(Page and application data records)
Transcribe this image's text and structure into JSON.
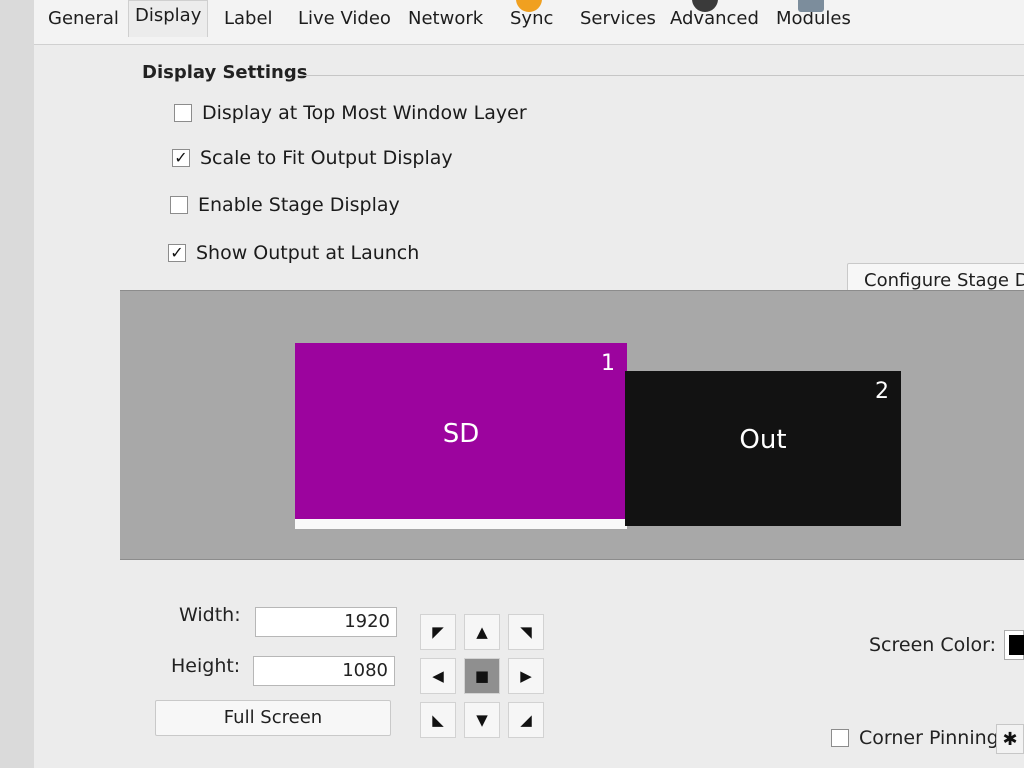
{
  "tabs": [
    {
      "label": "General"
    },
    {
      "label": "Display"
    },
    {
      "label": "Label"
    },
    {
      "label": "Live Video"
    },
    {
      "label": "Network"
    },
    {
      "label": "Sync"
    },
    {
      "label": "Services"
    },
    {
      "label": "Advanced"
    },
    {
      "label": "Modules"
    }
  ],
  "active_tab": "Display",
  "display_settings": {
    "title": "Display Settings",
    "options": [
      {
        "label": "Display at Top Most Window Layer",
        "checked": false
      },
      {
        "label": "Scale to Fit Output Display",
        "checked": true
      },
      {
        "label": "Enable Stage Display",
        "checked": false
      },
      {
        "label": "Show Output at Launch",
        "checked": true
      }
    ],
    "configure_button": "Configure Stage Dis"
  },
  "screens": [
    {
      "name": "SD",
      "number": "1",
      "color": "#9c049e"
    },
    {
      "name": "Out",
      "number": "2",
      "color": "#121212"
    }
  ],
  "form": {
    "width_label": "Width:",
    "width_value": "1920",
    "height_label": "Height:",
    "height_value": "1080",
    "full_screen_button": "Full Screen",
    "screen_color_label": "Screen Color:",
    "screen_color": "#000000",
    "corner_pinning_label": "Corner Pinning",
    "corner_pinning_checked": false
  },
  "icons": {
    "arrows": [
      "arrow-up-left-icon",
      "arrow-up-icon",
      "arrow-up-right-icon",
      "arrow-left-icon",
      "center-stop-icon",
      "arrow-right-icon",
      "arrow-down-left-icon",
      "arrow-down-icon",
      "arrow-down-right-icon"
    ],
    "gear": "gear-icon"
  },
  "colors": {
    "accent_sd": "#9c049e",
    "preview_bg": "#a8a8a8"
  }
}
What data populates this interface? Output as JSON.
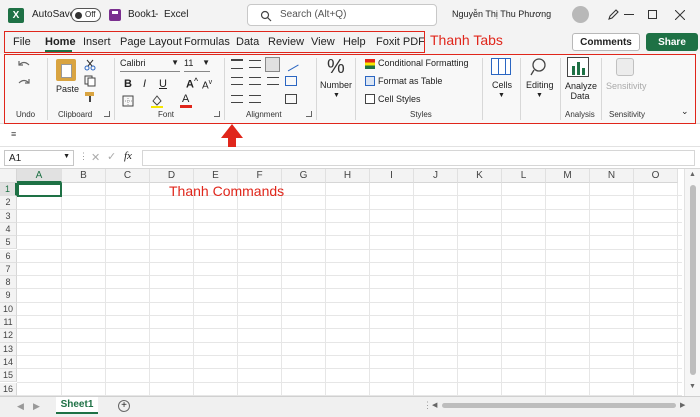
{
  "titlebar": {
    "autosave_label": "AutoSave",
    "autosave_state": "Off",
    "file_name": "Book1",
    "separator": "-",
    "app_name": "Excel",
    "search_placeholder": "Search (Alt+Q)",
    "user_name": "Nguyễn Thị Thu Phương"
  },
  "tabs": [
    "File",
    "Home",
    "Insert",
    "Page Layout",
    "Formulas",
    "Data",
    "Review",
    "View",
    "Help",
    "Foxit PDF"
  ],
  "active_tab": "Home",
  "header_buttons": {
    "comments": "Comments",
    "share": "Share"
  },
  "ribbon": {
    "undo_group": "Undo",
    "clipboard": {
      "paste": "Paste",
      "group": "Clipboard"
    },
    "font": {
      "name": "Calibri",
      "size": "11",
      "bold": "B",
      "italic": "I",
      "underline": "U",
      "font_color": "A",
      "group": "Font"
    },
    "alignment": {
      "group": "Alignment"
    },
    "number": {
      "label": "Number",
      "icon_text": "%"
    },
    "styles": {
      "conditional": "Conditional Formatting",
      "format_table": "Format as Table",
      "cell_styles": "Cell Styles",
      "group": "Styles"
    },
    "cells": "Cells",
    "editing": "Editing",
    "analysis": {
      "label": "Analyze Data",
      "group": "Analysis"
    },
    "sensitivity": {
      "label": "Sensitivity",
      "group": "Sensitivity"
    }
  },
  "formula_bar": {
    "name_box": "A1",
    "fx": "fx"
  },
  "columns": [
    "A",
    "B",
    "C",
    "D",
    "E",
    "F",
    "G",
    "H",
    "I",
    "J",
    "K",
    "L",
    "M",
    "N",
    "O"
  ],
  "rows": [
    "1",
    "2",
    "3",
    "4",
    "5",
    "6",
    "7",
    "8",
    "9",
    "10",
    "11",
    "12",
    "13",
    "14",
    "15",
    "16"
  ],
  "sheet_tab": "Sheet1",
  "annotations": {
    "tabs_label": "Thanh Tabs",
    "commands_label": "Thanh Commands"
  },
  "colors": {
    "excel_green": "#1e7145",
    "annotation_red": "#e0261b",
    "share_green": "#1e7145"
  }
}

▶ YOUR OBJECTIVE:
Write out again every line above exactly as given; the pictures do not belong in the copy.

▶ REPLY:
Transcribe this image's text and structure into JSON.
{
  "tabs": [
    {
      "label": "General"
    },
    {
      "label": "Display"
    },
    {
      "label": "Label"
    },
    {
      "label": "Live Video"
    },
    {
      "label": "Network"
    },
    {
      "label": "Sync"
    },
    {
      "label": "Services"
    },
    {
      "label": "Advanced"
    },
    {
      "label": "Modules"
    }
  ],
  "active_tab": "Display",
  "display_settings": {
    "title": "Display Settings",
    "options": [
      {
        "label": "Display at Top Most Window Layer",
        "checked": false
      },
      {
        "label": "Scale to Fit Output Display",
        "checked": true
      },
      {
        "label": "Enable Stage Display",
        "checked": false
      },
      {
        "label": "Show Output at Launch",
        "checked": true
      }
    ],
    "configure_button": "Configure Stage Dis"
  },
  "screens": [
    {
      "name": "SD",
      "number": "1",
      "color": "#9c049e"
    },
    {
      "name": "Out",
      "number": "2",
      "color": "#121212"
    }
  ],
  "form": {
    "width_label": "Width:",
    "width_value": "1920",
    "height_label": "Height:",
    "height_value": "1080",
    "full_screen_button": "Full Screen",
    "screen_color_label": "Screen Color:",
    "screen_color": "#000000",
    "corner_pinning_label": "Corner Pinning",
    "corner_pinning_checked": false
  },
  "icons": {
    "arrows": [
      "arrow-up-left-icon",
      "arrow-up-icon",
      "arrow-up-right-icon",
      "arrow-left-icon",
      "center-stop-icon",
      "arrow-right-icon",
      "arrow-down-left-icon",
      "arrow-down-icon",
      "arrow-down-right-icon"
    ],
    "gear": "gear-icon"
  },
  "colors": {
    "accent_sd": "#9c049e",
    "preview_bg": "#a8a8a8"
  }
}
What data populates this interface? Output as JSON.
{
  "titlebar": {
    "autosave_label": "AutoSave",
    "autosave_state": "Off",
    "file_name": "Book1",
    "separator": "-",
    "app_name": "Excel",
    "search_placeholder": "Search (Alt+Q)",
    "user_name": "Nguyễn Thị Thu Phương"
  },
  "tabs": [
    "File",
    "Home",
    "Insert",
    "Page Layout",
    "Formulas",
    "Data",
    "Review",
    "View",
    "Help",
    "Foxit PDF"
  ],
  "active_tab": "Home",
  "header_buttons": {
    "comments": "Comments",
    "share": "Share"
  },
  "ribbon": {
    "undo_group": "Undo",
    "clipboard": {
      "paste": "Paste",
      "group": "Clipboard"
    },
    "font": {
      "name": "Calibri",
      "size": "11",
      "bold": "B",
      "italic": "I",
      "underline": "U",
      "font_color": "A",
      "group": "Font"
    },
    "alignment": {
      "group": "Alignment"
    },
    "number": {
      "label": "Number",
      "icon_text": "%"
    },
    "styles": {
      "conditional": "Conditional Formatting",
      "format_table": "Format as Table",
      "cell_styles": "Cell Styles",
      "group": "Styles"
    },
    "cells": "Cells",
    "editing": "Editing",
    "analysis": {
      "label": "Analyze Data",
      "group": "Analysis"
    },
    "sensitivity": {
      "label": "Sensitivity",
      "group": "Sensitivity"
    }
  },
  "formula_bar": {
    "name_box": "A1",
    "fx": "fx"
  },
  "columns": [
    "A",
    "B",
    "C",
    "D",
    "E",
    "F",
    "G",
    "H",
    "I",
    "J",
    "K",
    "L",
    "M",
    "N",
    "O"
  ],
  "rows": [
    "1",
    "2",
    "3",
    "4",
    "5",
    "6",
    "7",
    "8",
    "9",
    "10",
    "11",
    "12",
    "13",
    "14",
    "15",
    "16"
  ],
  "sheet_tab": "Sheet1",
  "annotations": {
    "tabs_label": "Thanh Tabs",
    "commands_label": "Thanh Commands"
  },
  "colors": {
    "excel_green": "#1e7145",
    "annotation_red": "#e0261b",
    "share_green": "#1e7145"
  }
}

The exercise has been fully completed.